TC: Well, for starters, I am a huge Jack Lemmon fan, and one of the things I was hoping was that Kevin would give me like a million Jack Lemmon stories [laughs] because he was a big Jack fan and was his mentor. I believe they did like three plays together, and that was one of the real joys of this film. The other thing that connected us was Kevin and I share a great love for old silent films. Kevin handles physical comedy in the way Buster Keaton would handle slapstick in that he would be calm right in the middle of all this chaos and you see that in the film at some of the bigger comedic moments. But yeah I am totally with you on the whole Jack thing and I feel like he is kind of the second coming of Jack Lemmon. There would be moments in the film where I would see him in certain angles and be like, ‘Wow, he is so Jack.’ [laughs] But I would never say it because actors don’t want to hear that but I felt it and could see it.
He is a top pro, though, and he is extremely devoted, he comes to work ready. He really pushed me and it was great, it’s kind of like hiring a personal trainer to get you in shape, and he is going to work your ass. That’s Kevin, but he is a fun guy, and he always had a ton of time for me each day before, during, and after the shoot. It reminded me in the way theater comes together in the right kind of cast in the right level of people working together. It’s like the purist form of filmmaking.
PB: In looking up your filmography, I noticed that this is only your second film the first being Larry The Cable Guy: Health Inspector. It seems like you have learned a lot since that first film. With tackling your first film and then moving onto the next what have you learned in that time, what has the learning experience been like?
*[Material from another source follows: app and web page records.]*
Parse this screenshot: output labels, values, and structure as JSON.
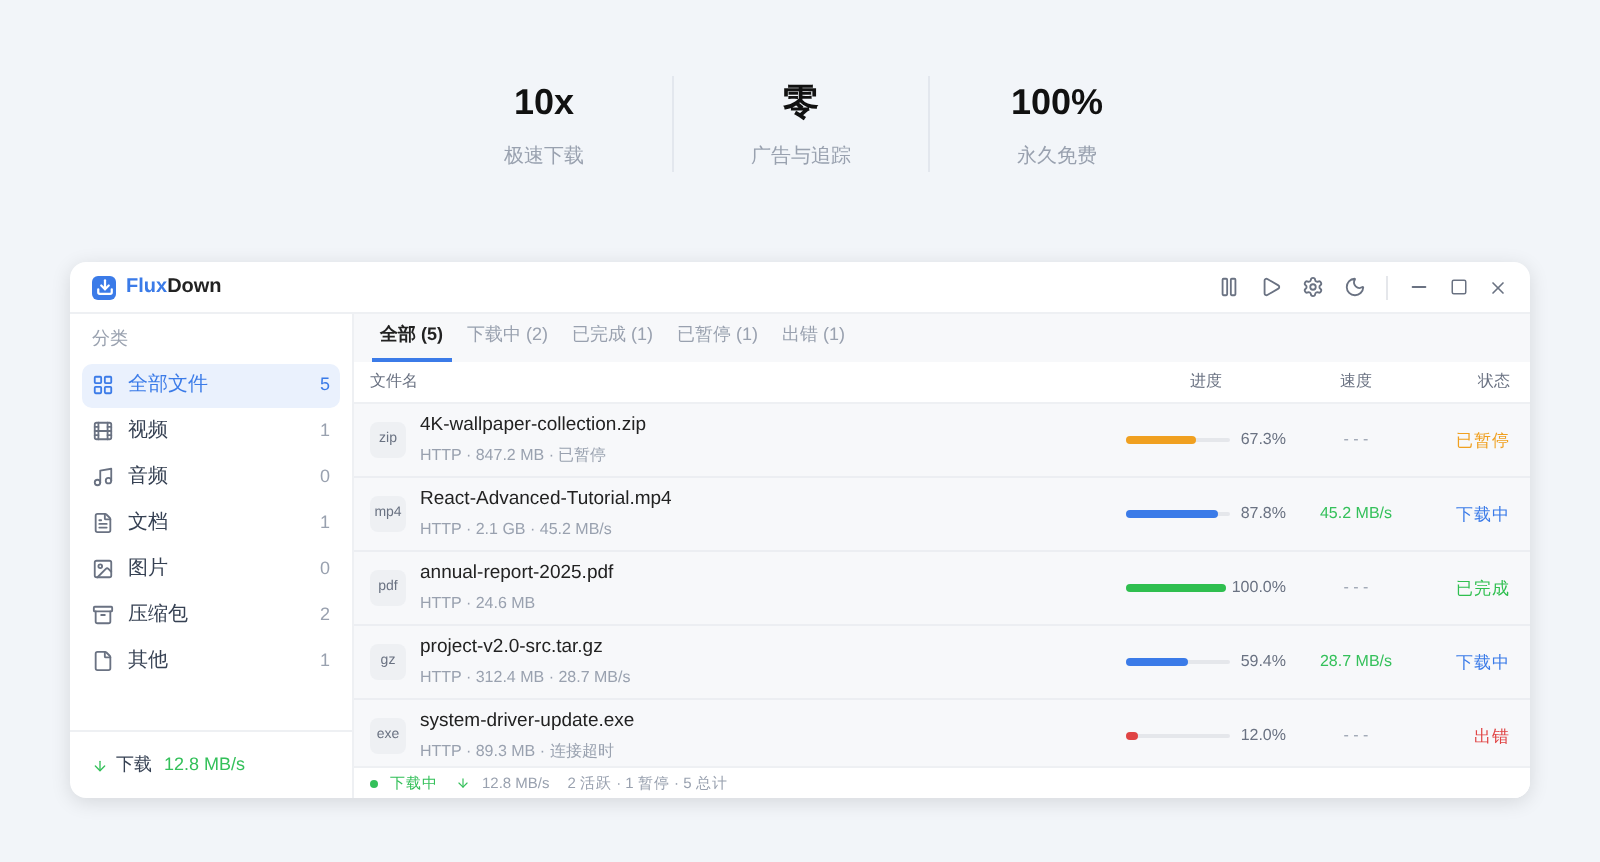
{
  "stats": [
    {
      "value": "10x",
      "label": "极速下载"
    },
    {
      "value": "零",
      "label": "广告与追踪"
    },
    {
      "value": "100%",
      "label": "永久免费"
    }
  ],
  "window": {
    "title_prefix": "Flux",
    "title_suffix": "Down"
  },
  "sidebar": {
    "heading": "分类",
    "items": [
      {
        "kind": "grid",
        "label": "全部文件",
        "count": "5",
        "selected": true
      },
      {
        "kind": "film",
        "label": "视频",
        "count": "1",
        "selected": false
      },
      {
        "kind": "music",
        "label": "音频",
        "count": "0",
        "selected": false
      },
      {
        "kind": "doc",
        "label": "文档",
        "count": "1",
        "selected": false
      },
      {
        "kind": "image",
        "label": "图片",
        "count": "0",
        "selected": false
      },
      {
        "kind": "archive",
        "label": "压缩包",
        "count": "2",
        "selected": false
      },
      {
        "kind": "file",
        "label": "其他",
        "count": "1",
        "selected": false
      }
    ],
    "footer": {
      "label": "下载",
      "speed": "12.8 MB/s"
    }
  },
  "tabs": [
    {
      "label": "全部 (5)",
      "selected": true
    },
    {
      "label": "下载中 (2)",
      "selected": false
    },
    {
      "label": "已完成 (1)",
      "selected": false
    },
    {
      "label": "已暂停 (1)",
      "selected": false
    },
    {
      "label": "出错 (1)",
      "selected": false
    }
  ],
  "table": {
    "columns": [
      "文件名",
      "进度",
      "速度",
      "状态"
    ],
    "rows": [
      {
        "type": "zip",
        "name": "4K-wallpaper-collection.zip",
        "meta": "HTTP · 847.2 MB · 已暂停",
        "level": 0.673,
        "percent": "67.3%",
        "speed": "- - -",
        "status": "已暂停",
        "kind": "paused"
      },
      {
        "type": "mp4",
        "name": "React-Advanced-Tutorial.mp4",
        "meta": "HTTP · 2.1 GB · 45.2 MB/s",
        "level": 0.878,
        "percent": "87.8%",
        "speed": "45.2 MB/s",
        "status": "下载中",
        "kind": "downloading"
      },
      {
        "type": "pdf",
        "name": "annual-report-2025.pdf",
        "meta": "HTTP · 24.6 MB",
        "level": 1.0,
        "percent": "100.0%",
        "speed": "- - -",
        "status": "已完成",
        "kind": "done"
      },
      {
        "type": "gz",
        "name": "project-v2.0-src.tar.gz",
        "meta": "HTTP · 312.4 MB · 28.7 MB/s",
        "level": 0.594,
        "percent": "59.4%",
        "speed": "28.7 MB/s",
        "status": "下载中",
        "kind": "downloading"
      },
      {
        "type": "exe",
        "name": "system-driver-update.exe",
        "meta": "HTTP · 89.3 MB · 连接超时",
        "level": 0.12,
        "percent": "12.0%",
        "speed": "- - -",
        "status": "出错",
        "kind": "error"
      }
    ]
  },
  "status_bar": {
    "state": "下载中",
    "speed": "12.8 MB/s",
    "summary": "2 活跃 · 1 暂停 · 5 总计"
  }
}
TC: Well, look, I love comedy, all kinds, broad comedy, smart comedy, witty dialogue and the old school and new stuff. So I am constantly dabbling in different forms. I use to do commercials, and then my first short film I did (The Comeback) was with Samuel Jackson and it was very much in the Christopher Guest mockumentary style. Then the thing I did with Larry was very much broad comedy, you know, red-state blue-collar kind of comedy — Larry’s audience basically. Now, this was more character=driven and more subtle in the humor, and the next thing I’m doing is a high school comedy in the vein of Napoleon Dynamite, and we are all very excited about that. For me, you make your own opportunities and try to get it made, and every time it’s a new way to learn something about what you love. I don’t want to be pigeonholed as the comedy guy, but I also want to try it all out. It’s a hard job, sure, and what is tough about the job is you make literally thousands of creative decisions a day and then the two or three you mess up, you are like, wow, but it’s a learning experience that I love to constantly embrace with every new project.